Act2-based laboratory and FerryBox systems: Act2 & the FastOcean FRR fluorometer can be combined to produce a highly automated system for probing oxygenic photosynthesis by phytoplankton
For more information, please contact
Sam Kirby, Marine Sales Manager
Mobile: +44(0)7825 688764, Tel: +44(0)20 8481 9026

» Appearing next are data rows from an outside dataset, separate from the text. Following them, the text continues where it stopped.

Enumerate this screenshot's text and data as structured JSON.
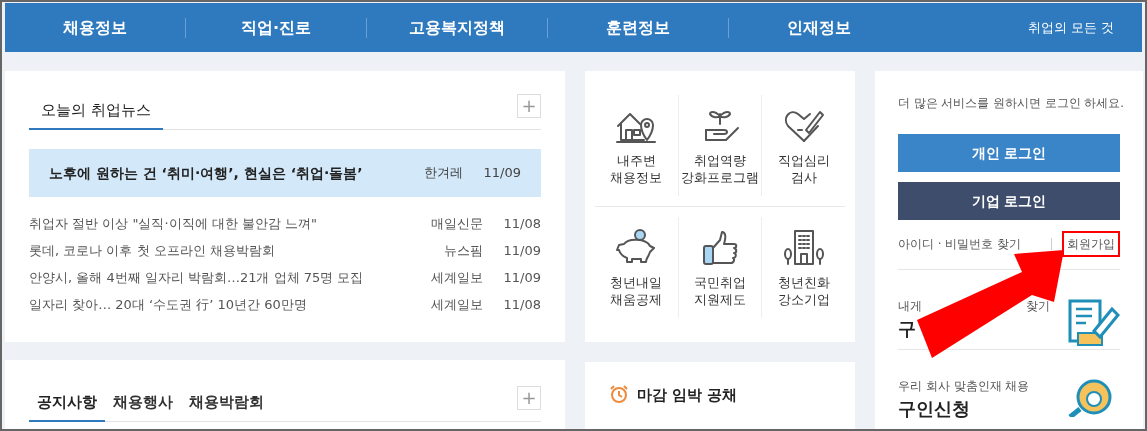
{
  "nav": {
    "items": [
      "채용정보",
      "직업·진로",
      "고용복지정책",
      "훈련정보",
      "인재정보"
    ],
    "tagline": "취업의 모든 것"
  },
  "news": {
    "tabs": [
      {
        "label": "오늘의 취업뉴스",
        "selected": true
      }
    ],
    "more": "+",
    "headline": {
      "title": "노후에 원하는 건 ‘취미·여행’, 현실은 ‘취업·돌봄’",
      "source": "한겨레",
      "date": "11/09"
    },
    "items": [
      {
        "title": "취업자 절반 이상 \"실직·이직에 대한 불안감 느껴\"",
        "source": "매일신문",
        "date": "11/08"
      },
      {
        "title": "롯데, 코로나 이후 첫 오프라인 채용박람회",
        "source": "뉴스핌",
        "date": "11/09"
      },
      {
        "title": "안양시, 올해 4번째 일자리 박람회…21개 업체 75명 모집",
        "source": "세계일보",
        "date": "11/09"
      },
      {
        "title": "일자리 찾아… 20대 ‘수도권 行’ 10년간 60만명",
        "source": "세계일보",
        "date": "11/08"
      }
    ]
  },
  "notice": {
    "tabs": [
      {
        "label": "공지사항",
        "selected": true
      },
      {
        "label": "채용행사",
        "selected": false
      },
      {
        "label": "채용박람회",
        "selected": false
      }
    ],
    "more": "+"
  },
  "services": [
    {
      "kind": "house",
      "lines": [
        "내주변",
        "채용정보"
      ]
    },
    {
      "kind": "sprout",
      "lines": [
        "취업역량",
        "강화프로그램"
      ]
    },
    {
      "kind": "heart",
      "lines": [
        "직업심리",
        "검사"
      ]
    },
    {
      "kind": "piggy",
      "lines": [
        "청년내일",
        "채움공제"
      ]
    },
    {
      "kind": "thumb",
      "lines": [
        "국민취업",
        "지원제도"
      ]
    },
    {
      "kind": "building",
      "lines": [
        "청년친화",
        "강소기업"
      ]
    }
  ],
  "deadline": {
    "title": "마감 임박 공채"
  },
  "login": {
    "prompt": "더 많은 서비스를 원하시면 로그인 하세요.",
    "buttons": [
      {
        "kind": "personal",
        "label": "개인 로그인"
      },
      {
        "kind": "company",
        "label": "기업 로그인"
      }
    ],
    "find": "아이디 · 비밀번호 찾기",
    "signup": {
      "label": "회원가입",
      "highlighted": true
    }
  },
  "promos": [
    {
      "kind": "resume",
      "subtitle": [
        "내게",
        "찾기"
      ],
      "title": [
        "구"
      ]
    },
    {
      "kind": "search",
      "subtitle": [
        "우리 회사 맞춤인재 채용"
      ],
      "title": [
        "구인신청"
      ]
    }
  ],
  "annotation": {
    "arrow": true
  }
}
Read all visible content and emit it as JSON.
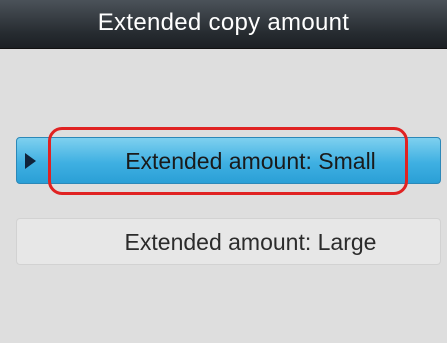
{
  "header": {
    "title": "Extended copy amount"
  },
  "menu": {
    "items": [
      {
        "label": "Extended amount: Small",
        "selected": true
      },
      {
        "label": "Extended amount: Large",
        "selected": false
      }
    ]
  },
  "colors": {
    "selected_item": "#3fb0e2",
    "highlight_ring": "#e02222",
    "title_bar": "#262b30"
  }
}
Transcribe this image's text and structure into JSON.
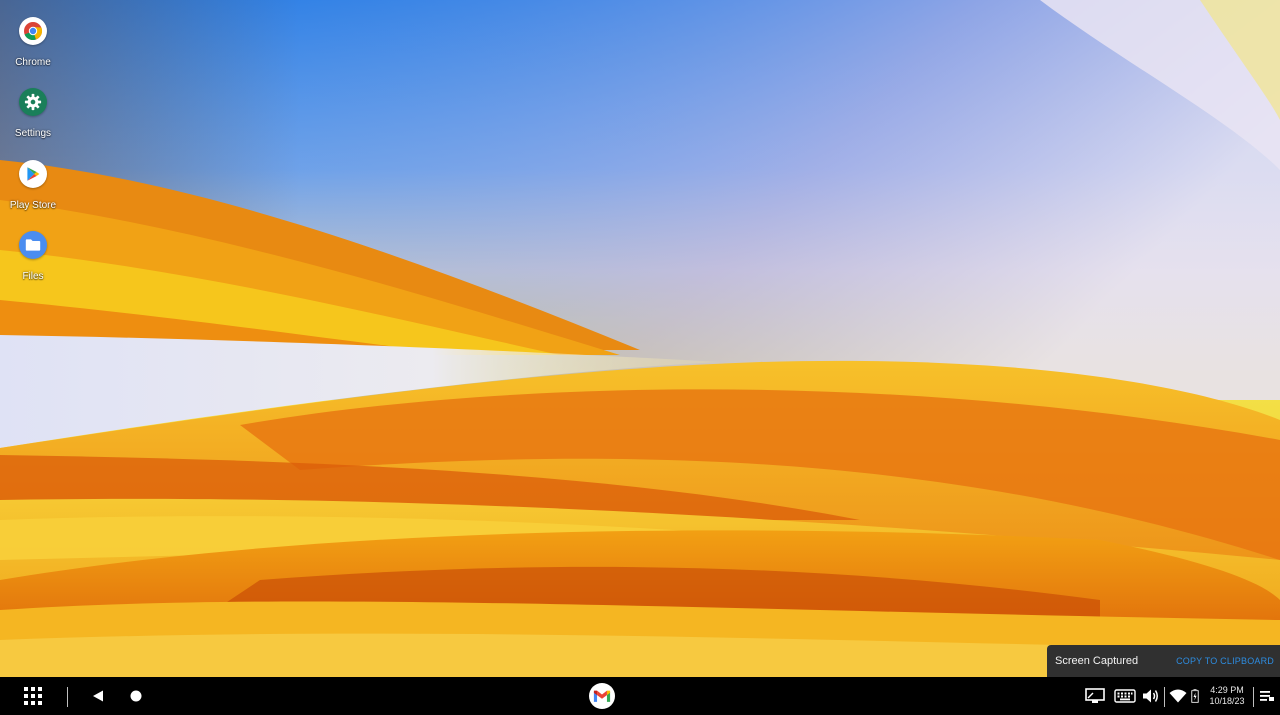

Media contact: Ellen Keegan, Tel: +44(0) 208 481 9019 (Media)